She moves gracefully through the pods, Goddard senior Kaylyn Patterson’s arms work in synchrony with the rest of her body as the music blares from the speakers in the Little Gym at Goddard.
At a moment’s notice Goddard dance coach Logan Miller calls a halt to practice. The girls seemed disappointed they have to leave so the other girls can come to practice.
Kaylyn is cautiously optimistic that her work will not go unrewarded. The one thing she wants and is looking forward to is to have a season this year. She remembers when they called her season off last school year right before the state competition. The team was preparing for the state tournament when they got the news all of a sudden and out of the blue.
It would have been the fourth year in a row she was able to have a shot at winning the Blue Trophy. Kaylyn has been dancing since she was 3 years old, when her mother, Amanda Patterson, put her in dance. She is one of only a few Goddard dancers to be on the dance team since she was in eighth grade. Kaylyn remembers what it was like to tryout as an eighth-grader and how nervous she was.
Kaylyn felt comfortable on the dance team as a freshman, she had to get used to the hustle and routine of being a dancer. In her sophomore year, her personal goal was to get better as a dancer, and each year she has met that goal.
Support Local Journalism
Subscribe to the Roswell Daily Record today.
Support Local Journalism
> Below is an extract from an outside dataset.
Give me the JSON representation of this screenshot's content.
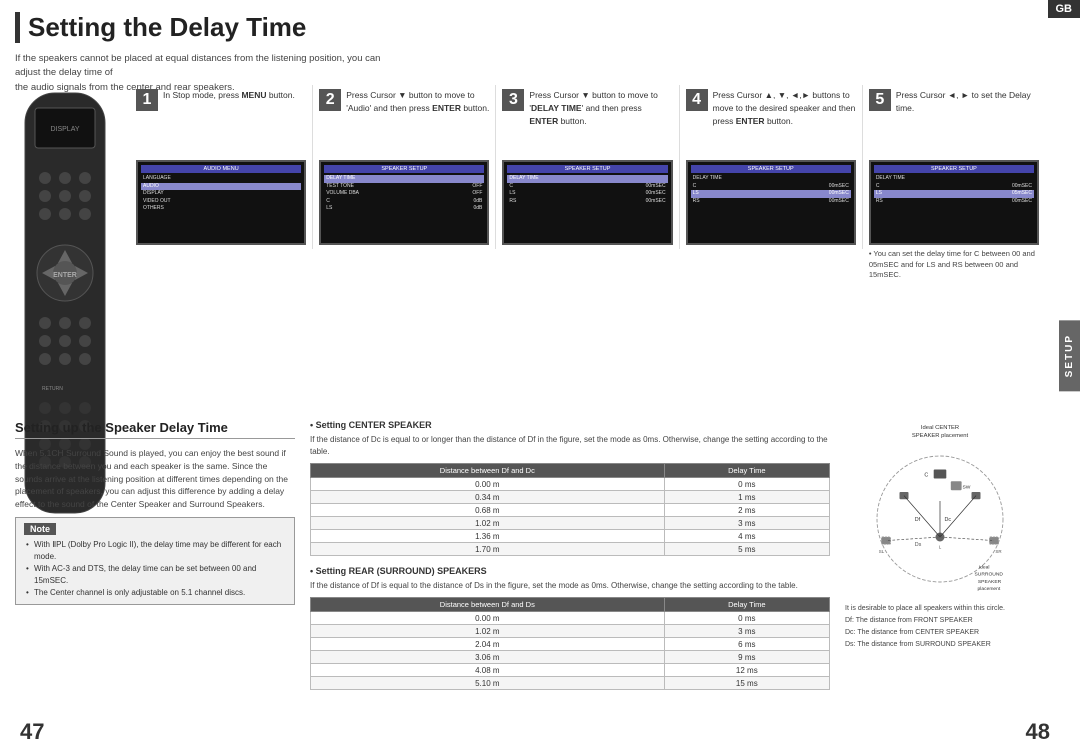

Kaylyn has had to be versatile and learn new dances because she’s had three different coaches in her five years at Goddard. The one thing she likes about current coach Logan Miller is Miller’s demanding and direct. Miller feels like if her team makes a mistake in practice and she notices it, they will be noticed when they are performing in front of people.
“Coach definitely does not take no for an answer,” Kaylyn said. “No, is not in her vocabulary. We will do it over and over and over until we get it.”
The dance team is expanding with 13 girls, including one eighth-grader. Last year the team had six girls on it. Kaylyn feels the best is yet to come for her and her dance team. Kaylyn is a captain this year, with the goal to get to state and win, which would be the ideal ending to her senior year.
“I want one more experience,” Kaylyn said. “My goal is to win first place at state this year.”
Kaylyn wants to dance in college and teaches dance at Just Dance Studios. She teaches tap, lyrical, ballet and contemporary jazz to name a few. She has loved dance ever since her mother put her into it.
The COVID-19 pandemic has taken a toll on her, she has had to get used to remote learning and misses seeing and interacting with her friends. She has missed homecoming this year, which makes her appreciate last year’s. Recently, the team was allowed to come back and start practicing in pods keeping 6 feet apart.
Kaylyn’s worst defeat was losing at state. She feels when her team hits the floor, they only have two minutes to prove themselves in front of their family, friends and against the competition with the judges. She knows there are only three places to finish in. She knows that by not finishing in the top three, the team doesn’t win.
Her favorite victory in her five years on the dance team is being voted outstanding dancer for the last three years in a row. For Kaylyn, it was a personal victory for the hard work she has put in.
Last year Kaylyn missed not competing at state. She missed the chance to compete against the best in the state. For Kaylyn, everything is up in the air and that does not sit well with her because she is such a planner.
“I want one last chance to finish my senior year,” Kaylyn said. “I miss the competition. It’s going to be hard and sad if we don’t get an opportunity to compete this year. I’m trying to keep a positive attitude through it all, but if we don’t get the opportunity, I will be heartbroken.”
Sports editor J.T. Keith can be reached at 575-622-7710, ext. 304, or email@example.com.